Directed by Ralph Bakshi (1978)
Believe it or not (I’m hoping my facetiousness is apparent), I was a huge Tolkien fan when I was a kid. I’m sure I can’t remember what year it was, but the night my dad brought home our first family VCR we rushed out to the (sadly now defunct) Video World and grabbed the two tapes my brother and I would watch again and again over the next several years: the Rankin/Bass Hobbit and John Boorman’s the Emerald Forest (for years that was his favorite movie, go figure… BTW: Boorman nearly adapted LotR himself, he reused the sets he built for Excalibur).
I actually had two maps of Middle Earth hung on my bedroom wall (one was next to an image of the members of Public Enemy hanging out in a maximum security prison; pretty sophisticated juxtaposition of the kind of things boys in their pre-teens are drawn too – thanks for offering the tools needed to create such a dynamic collage, Prints Plus!).
I hoarded copies of the author’s books, which wasn’t all that easy considering that until the advent of the Book Barn years later, there really was no local spot that dealt in used books, though occasionally the Booksmith in New London would have an unusual looking pressing of Smith of Wootton Major and Farmer Giles of Ham.
And in an gesture I’m still in awe of, the first time I met my father-in-law he presented me with a hardcover copy of the edition of the Hobbit he himself illustrated (awesomely).
But of all things Tolkienian, the Bakshi movie has made the deepest impact.
I’m not going to list to list its many inaccuracies (Tolkien enthusiasts have already complied lists taking care of that), and I’m not going to compare it to Peter Jackson’s films (plenty of articles are out there for the reading); while there’s no way to deny that this movie has its flaws, it’s an amazing work of art and it’s the imagery I’m really, really into.
I’ve collected a number of stills below/after the jump giving special attention to what I think is the film’s finest sequence: Frodo’s encounter with the Black Riders just outside Rivendell; it’s here that Bakshi’s impressionistic vision is most successful. As the wounded Hobbit breaks away from his party, the background dramatically fades to an expressionistic, nightmarish landscape, partly rendered in slow motion. It’s an absolutely amazing series of shots that truly captures the terror of the Ring Wraiths and Frodo’s almost submarine decent into their world of shadow.

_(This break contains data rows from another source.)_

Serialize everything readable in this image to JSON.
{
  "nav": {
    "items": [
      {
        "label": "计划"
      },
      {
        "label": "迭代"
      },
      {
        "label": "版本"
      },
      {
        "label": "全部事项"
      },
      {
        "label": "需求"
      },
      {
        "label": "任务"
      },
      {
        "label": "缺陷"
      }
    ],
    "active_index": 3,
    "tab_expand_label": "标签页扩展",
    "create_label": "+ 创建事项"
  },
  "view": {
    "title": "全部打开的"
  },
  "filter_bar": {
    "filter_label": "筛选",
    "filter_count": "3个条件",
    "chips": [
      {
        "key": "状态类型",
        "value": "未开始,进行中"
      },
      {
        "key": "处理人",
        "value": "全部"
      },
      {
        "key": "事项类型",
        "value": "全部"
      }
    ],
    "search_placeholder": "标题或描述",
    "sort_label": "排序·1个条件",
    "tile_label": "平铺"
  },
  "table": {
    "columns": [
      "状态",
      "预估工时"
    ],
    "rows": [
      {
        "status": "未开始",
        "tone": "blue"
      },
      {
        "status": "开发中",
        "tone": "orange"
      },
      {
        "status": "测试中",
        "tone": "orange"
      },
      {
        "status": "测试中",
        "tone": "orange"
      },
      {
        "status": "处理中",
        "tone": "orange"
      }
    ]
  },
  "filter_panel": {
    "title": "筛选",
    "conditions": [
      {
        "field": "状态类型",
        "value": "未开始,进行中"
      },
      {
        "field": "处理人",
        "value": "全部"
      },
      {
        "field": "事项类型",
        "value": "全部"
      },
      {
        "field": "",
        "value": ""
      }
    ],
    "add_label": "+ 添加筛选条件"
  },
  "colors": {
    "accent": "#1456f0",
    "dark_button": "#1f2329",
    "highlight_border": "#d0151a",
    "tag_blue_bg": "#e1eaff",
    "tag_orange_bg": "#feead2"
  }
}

The RotoScoping couldn’t have been easy: the director first had to film live action sequences, then hundreds of animators (including a young Tim Burton) traced each frame by hand – but the final product is truly amazing. To be fair, when the film slows, it slows in much the same way the books do, and the abrupt ending is certainly jarring (Rankin Bass’s musical Return of the King picks up where this movie, which initially underperformed at the box office prompting its financiers to cancel the planned second installment, leaves off – but it’s pretty tough to transition from the decidedly not-for-kids tone of the Baskshi movie to RotK’s singing Orcs), but the accomplishment worth celebrating isn’t so much the strict adaptation of what is essentially the bible of the fantasy fiction canon, it’s the pure visual imagination that Bakshi brings to Tolkien’s work that make this movie so impressive